Data records for software interfaces.
Content starts

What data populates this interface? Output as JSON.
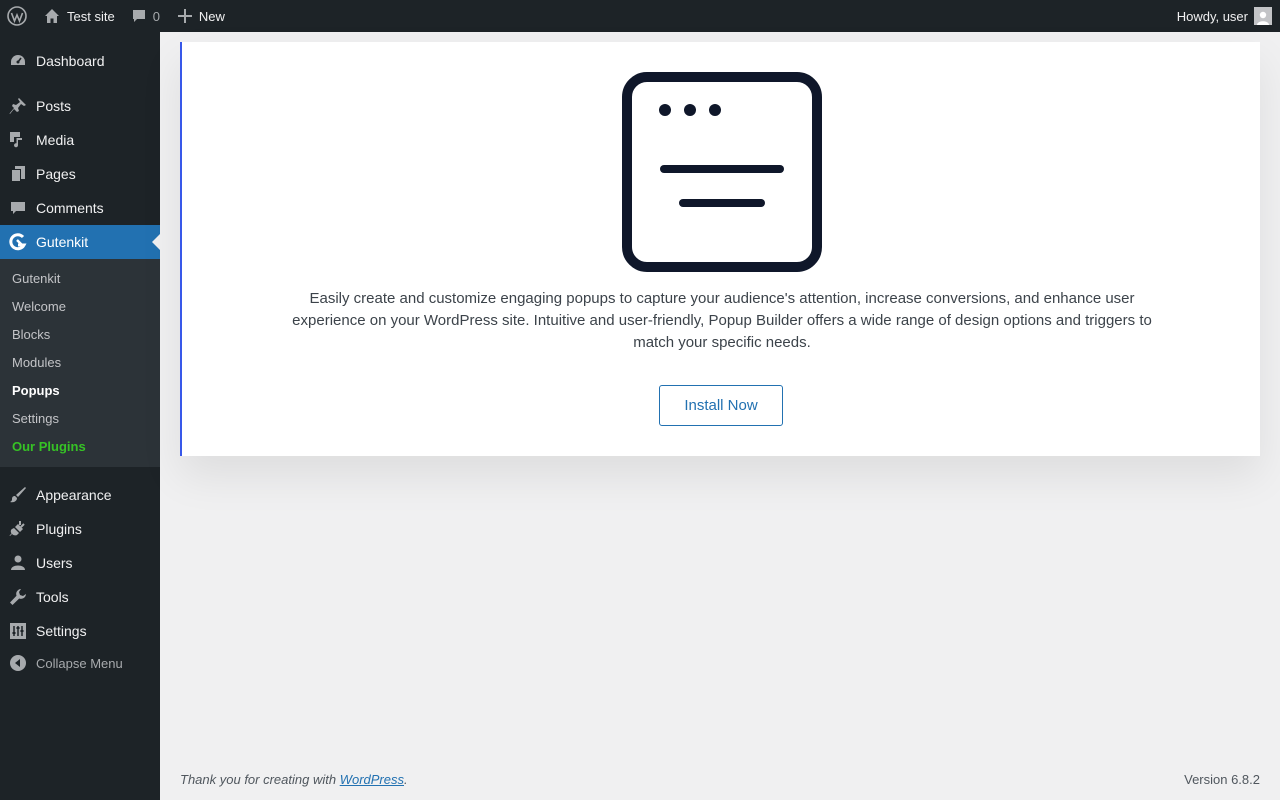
{
  "adminbar": {
    "site_name": "Test site",
    "comments_count": "0",
    "new_label": "New",
    "howdy": "Howdy, user"
  },
  "sidebar": {
    "items": [
      {
        "label": "Dashboard",
        "icon": "dashboard-icon"
      },
      {
        "label": "Posts",
        "icon": "pin-icon"
      },
      {
        "label": "Media",
        "icon": "media-icon"
      },
      {
        "label": "Pages",
        "icon": "pages-icon"
      },
      {
        "label": "Comments",
        "icon": "comment-icon"
      },
      {
        "label": "Gutenkit",
        "icon": "gutenkit-icon"
      },
      {
        "label": "Appearance",
        "icon": "brush-icon"
      },
      {
        "label": "Plugins",
        "icon": "plug-icon"
      },
      {
        "label": "Users",
        "icon": "user-icon"
      },
      {
        "label": "Tools",
        "icon": "wrench-icon"
      },
      {
        "label": "Settings",
        "icon": "sliders-icon"
      }
    ],
    "submenu": [
      "Gutenkit",
      "Welcome",
      "Blocks",
      "Modules",
      "Popups",
      "Settings",
      "Our Plugins"
    ],
    "collapse_label": "Collapse Menu"
  },
  "main": {
    "description": "Easily create and customize engaging popups to capture your audience's attention, increase conversions, and enhance user experience on your WordPress site. Intuitive and user-friendly, Popup Builder offers a wide range of design options and triggers to match your specific needs.",
    "install_label": "Install Now"
  },
  "footer": {
    "thanks": "Thank you for creating with ",
    "link": "WordPress",
    "period": ".",
    "version": "Version 6.8.2"
  },
  "colors": {
    "accent": "#2271b1",
    "card_border": "#3858e9",
    "green": "#36c225",
    "sidebar": "#1d2327"
  }
}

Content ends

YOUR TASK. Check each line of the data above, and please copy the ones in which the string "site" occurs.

RESPONSE.
    "site_name": "Test site",
    "description": "Easily create and customize engaging popups to capture your audience's attention, increase conversions, and enhance user experience on your WordPress site. Intuitive and user-friendly, Popup Builder offers a wide range of design options and triggers to match your specific needs.",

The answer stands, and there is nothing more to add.